Domestic workers are now covered under the amended Compensation for Occupational Injuries and Diseases Act 1993 (COIDA) (Act 130 of 1993) and can claim compensation for injuries or diseases sustained while on duty from the Compensation Fund.
“Domestic Workers are the unsung heroines in this country and globally. They are a powerful group of women whose profession enables all economically active members of society to prosper and pursue their careers. Given the nature of their work, their relationships with their own children and family members are compromised, while we pursue our career goals with peace of mind, knowing that our children, our elderly family members and our households are well taken care of.” – Constitutional Judge AJ Victor in Mahlangu and another vs Minister of Labour and others ZACC24(2020) (hereafter referred to as the “Mahlangu case”).
In his introduction to the judgement in the Mahlangu case, Judge Victor succinctly describes the role and importance of domestic workers in South Africa. Unthinkably, the COIDA Act’s initial definition of an employee did not include domestic workers.
This aspect was eventually referred to the Constitutional Court when Ms Mahlangu’s daughter, who was financially dependent on her mother at the time, approached the Department of Labour to enquire about compensation for her mother’s death. She was then informed that she could neither get compensation under COIDA nor could she get unemployment insurance benefits for her loss, which would ordinarily be covered by COIDA.
Her mother, Ms Mahlangu was employed as a domestic worker at a private home by the same family for 22 years in Fairy Glen, Pretoria at the time of her death. On 31 March 2012, Ms Mahlangu tragically drowned in her employer’s pool in the course of executing her duties. Ms Mahlangu was partially blind and could not swim, which resulted in her drowning.
The exclusion of domestic workers in private homes as employees in terms of COIDA was in no uncertain terms declared invalid by the Constitutional Court.
The conviction of the court in its decision was further amplified by the fact that the order was made with retrospective effect from 27 April 1994.
As a result of the abovementioned constitutional judgement, domestic workers are now covered under the COIDA Act and can claim compensation for injuries or diseases sustained while on duty from the Compensation Fund. In a nutshell, this compensation will include temporary total disablement for temporary injuries, a permanent disablement lump sum for permanent injuries and a permanent disablement pension for partial recovery.
Dependants of domestic workers who died due to work-related injuries or occupational diseases can receive funeral expenses, a widow’s lumpsum and pension awards. The Compensation Fund also covers medical expenses and provides assistance devices, rehabilitation and return-to-work programs.
Duty of employers:
On 10 February 2021, the Department of Labour issued a notice (Notice 106 of 2021) which not only implements the changes to the Act but also places an obligation on employers of domestic employees to register as employers with the Compensation Fund and to submit the necessary returns as is required by COIDA. A registered employer is required to pay an annual fee into the fund, which is calculated on the amount earned by the domestic employee and the risk associated with the job.

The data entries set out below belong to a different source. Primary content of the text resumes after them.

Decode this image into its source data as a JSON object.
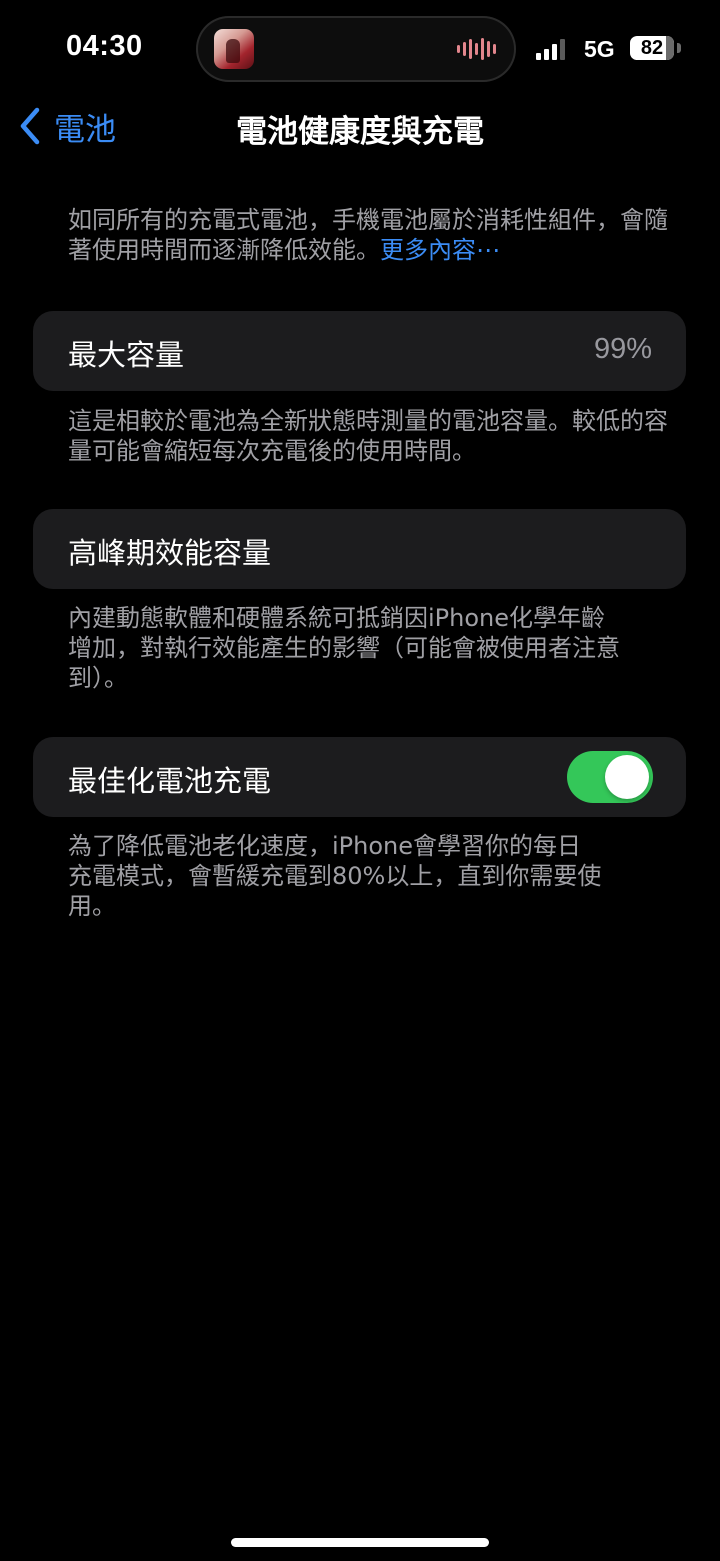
{
  "status_bar": {
    "time": "04:30",
    "network": "5G",
    "battery_level": "82",
    "signal_bars_active": 3,
    "signal_bars_total": 4,
    "now_playing_icon": "album-art-icon",
    "waveform_icon": "audio-waveform-icon"
  },
  "nav": {
    "back_label": "電池",
    "back_icon": "chevron-left-icon",
    "title": "電池健康度與充電"
  },
  "intro": {
    "text": "如同所有的充電式電池，手機電池屬於消耗性組件，會隨著使用時間而逐漸降低效能。",
    "link": "更多內容⋯"
  },
  "max_capacity": {
    "label": "最大容量",
    "value": "99%",
    "description": "這是相較於電池為全新狀態時測量的電池容量。較低的容量可能會縮短每次充電後的使用時間。"
  },
  "peak_performance": {
    "label": "高峰期效能容量",
    "description": "內建動態軟體和硬體系統可抵銷因iPhone化學年齡增加，對執行效能產生的影響（可能會被使用者注意到）。"
  },
  "optimized_charging": {
    "label": "最佳化電池充電",
    "enabled": true,
    "description": "為了降低電池老化速度，iPhone會學習你的每日充電模式，會暫緩充電到80%以上，直到你需要使用。"
  },
  "colors": {
    "accent": "#3b8cf5",
    "toggle_on": "#34c759",
    "cell_background": "#1c1c1e",
    "secondary_text": "#a0a0a5"
  }
}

The main employer of a domestic worker (which includes part-time and full-time employees as well as gardeners) is held accountable for any workplace injuries sustained by the domestic employee in the course and scope of employment. If registered with COIDA, the Compensation Commissioner will pay compensation due, thus limiting the liability of employers in respect of occupational injuries and diseases.
Employers of domestic workers are made aware of their duty to register with COIDA. Registration can be done on the Department of Labour’s website.
- Safllii: Mahlangu and Another vs Minister of Labour and Others (CCT306/19) 22ZACC24
- Article Cliffe Dekker: COIDA extended to Domestic workers 29 March 2021
- Business Tech Article: “New Laws for Domestic Workers in South Africa – Important Deadline for all Employers hitting this month” dated 1 June 2023
- Government Notice 106/2021 “Notice on the registration of Domestic Worker Employers in terms of Section 80 of the Compensation for Occupational Injuries and Decease Act as Amended
WRITTEN BY GERHARD SMIT
Gerhard Smit is a director at Miller Bosman Le Roux Attorneys.
This article is a general information sheet and should not be used or relied on as legal or other professional advice. No liability can be accepted for any errors or omissions nor for any loss or damage arising from reliance upon any information herein. Always contact your legal adviser for specific and detailed advice. Errors and omissions excepted (E&OE).